⟨

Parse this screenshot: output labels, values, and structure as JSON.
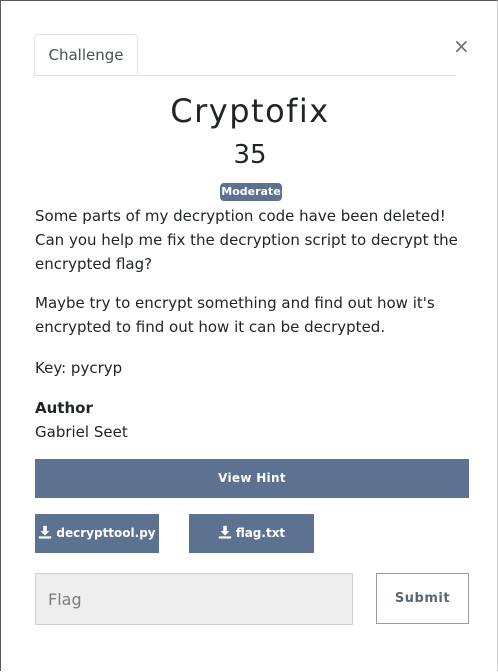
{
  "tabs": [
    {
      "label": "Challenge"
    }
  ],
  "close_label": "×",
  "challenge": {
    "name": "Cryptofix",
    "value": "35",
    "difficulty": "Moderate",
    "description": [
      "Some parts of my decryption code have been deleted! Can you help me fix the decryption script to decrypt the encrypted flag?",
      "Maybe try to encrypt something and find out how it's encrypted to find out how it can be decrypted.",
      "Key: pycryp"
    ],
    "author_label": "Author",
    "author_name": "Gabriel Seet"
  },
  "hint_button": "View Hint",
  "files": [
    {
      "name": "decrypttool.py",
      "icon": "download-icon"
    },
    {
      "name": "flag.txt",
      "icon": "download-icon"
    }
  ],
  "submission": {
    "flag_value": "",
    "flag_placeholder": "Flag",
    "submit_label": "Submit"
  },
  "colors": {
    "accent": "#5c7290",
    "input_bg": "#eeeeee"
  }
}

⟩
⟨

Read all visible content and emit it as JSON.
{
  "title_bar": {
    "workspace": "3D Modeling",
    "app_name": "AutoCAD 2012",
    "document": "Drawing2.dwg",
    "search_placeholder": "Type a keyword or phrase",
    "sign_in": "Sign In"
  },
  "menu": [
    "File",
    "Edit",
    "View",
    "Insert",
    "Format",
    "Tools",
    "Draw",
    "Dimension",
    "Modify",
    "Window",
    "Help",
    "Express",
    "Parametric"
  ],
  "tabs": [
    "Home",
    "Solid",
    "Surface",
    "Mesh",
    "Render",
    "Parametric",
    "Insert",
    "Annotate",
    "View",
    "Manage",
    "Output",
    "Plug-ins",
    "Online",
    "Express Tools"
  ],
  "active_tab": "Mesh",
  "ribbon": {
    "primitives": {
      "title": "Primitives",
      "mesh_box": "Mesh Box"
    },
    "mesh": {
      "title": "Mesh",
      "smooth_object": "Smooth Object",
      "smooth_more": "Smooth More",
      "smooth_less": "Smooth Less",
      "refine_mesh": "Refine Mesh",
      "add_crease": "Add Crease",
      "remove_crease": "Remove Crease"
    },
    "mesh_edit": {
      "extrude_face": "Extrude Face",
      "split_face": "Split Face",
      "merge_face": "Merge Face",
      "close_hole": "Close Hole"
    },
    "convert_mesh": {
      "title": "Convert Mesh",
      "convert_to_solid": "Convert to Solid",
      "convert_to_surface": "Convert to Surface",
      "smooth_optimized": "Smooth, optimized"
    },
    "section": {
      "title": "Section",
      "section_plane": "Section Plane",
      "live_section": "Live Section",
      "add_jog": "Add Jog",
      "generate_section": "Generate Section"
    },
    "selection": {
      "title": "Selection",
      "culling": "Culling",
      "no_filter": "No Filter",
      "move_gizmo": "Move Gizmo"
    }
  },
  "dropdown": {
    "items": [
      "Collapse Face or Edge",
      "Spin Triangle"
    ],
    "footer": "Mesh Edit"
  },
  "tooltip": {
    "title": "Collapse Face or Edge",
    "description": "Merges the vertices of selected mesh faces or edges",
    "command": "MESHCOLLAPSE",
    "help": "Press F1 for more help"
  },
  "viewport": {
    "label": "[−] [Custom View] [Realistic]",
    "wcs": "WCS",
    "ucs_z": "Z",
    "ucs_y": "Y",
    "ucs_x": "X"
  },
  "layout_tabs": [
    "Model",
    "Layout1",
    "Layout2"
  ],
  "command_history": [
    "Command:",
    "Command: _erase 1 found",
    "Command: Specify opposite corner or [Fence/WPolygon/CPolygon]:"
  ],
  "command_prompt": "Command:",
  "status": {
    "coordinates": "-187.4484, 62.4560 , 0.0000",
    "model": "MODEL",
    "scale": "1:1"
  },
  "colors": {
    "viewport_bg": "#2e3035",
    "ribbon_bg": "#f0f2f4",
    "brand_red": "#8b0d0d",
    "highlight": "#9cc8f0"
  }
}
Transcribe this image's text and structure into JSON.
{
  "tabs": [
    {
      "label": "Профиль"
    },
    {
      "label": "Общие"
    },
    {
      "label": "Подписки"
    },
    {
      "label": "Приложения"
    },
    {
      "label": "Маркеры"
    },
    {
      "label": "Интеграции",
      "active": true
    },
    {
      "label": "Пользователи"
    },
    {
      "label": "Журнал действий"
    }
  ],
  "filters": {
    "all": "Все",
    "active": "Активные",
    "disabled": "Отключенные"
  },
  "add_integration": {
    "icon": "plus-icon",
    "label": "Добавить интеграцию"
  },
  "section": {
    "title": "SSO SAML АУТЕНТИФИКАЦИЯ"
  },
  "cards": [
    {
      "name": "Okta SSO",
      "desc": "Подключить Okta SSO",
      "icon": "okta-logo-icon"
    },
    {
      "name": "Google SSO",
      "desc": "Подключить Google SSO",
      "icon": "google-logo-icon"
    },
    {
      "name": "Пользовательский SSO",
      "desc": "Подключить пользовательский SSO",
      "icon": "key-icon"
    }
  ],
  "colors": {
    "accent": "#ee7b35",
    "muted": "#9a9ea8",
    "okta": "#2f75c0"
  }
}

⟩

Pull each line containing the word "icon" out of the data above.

▸ Answer box:
      "icon": "download-icon"
      "icon": "download-icon"
    "icon": "plus-icon",
      "icon": "okta-logo-icon"
      "icon": "google-logo-icon"
      "icon": "key-icon"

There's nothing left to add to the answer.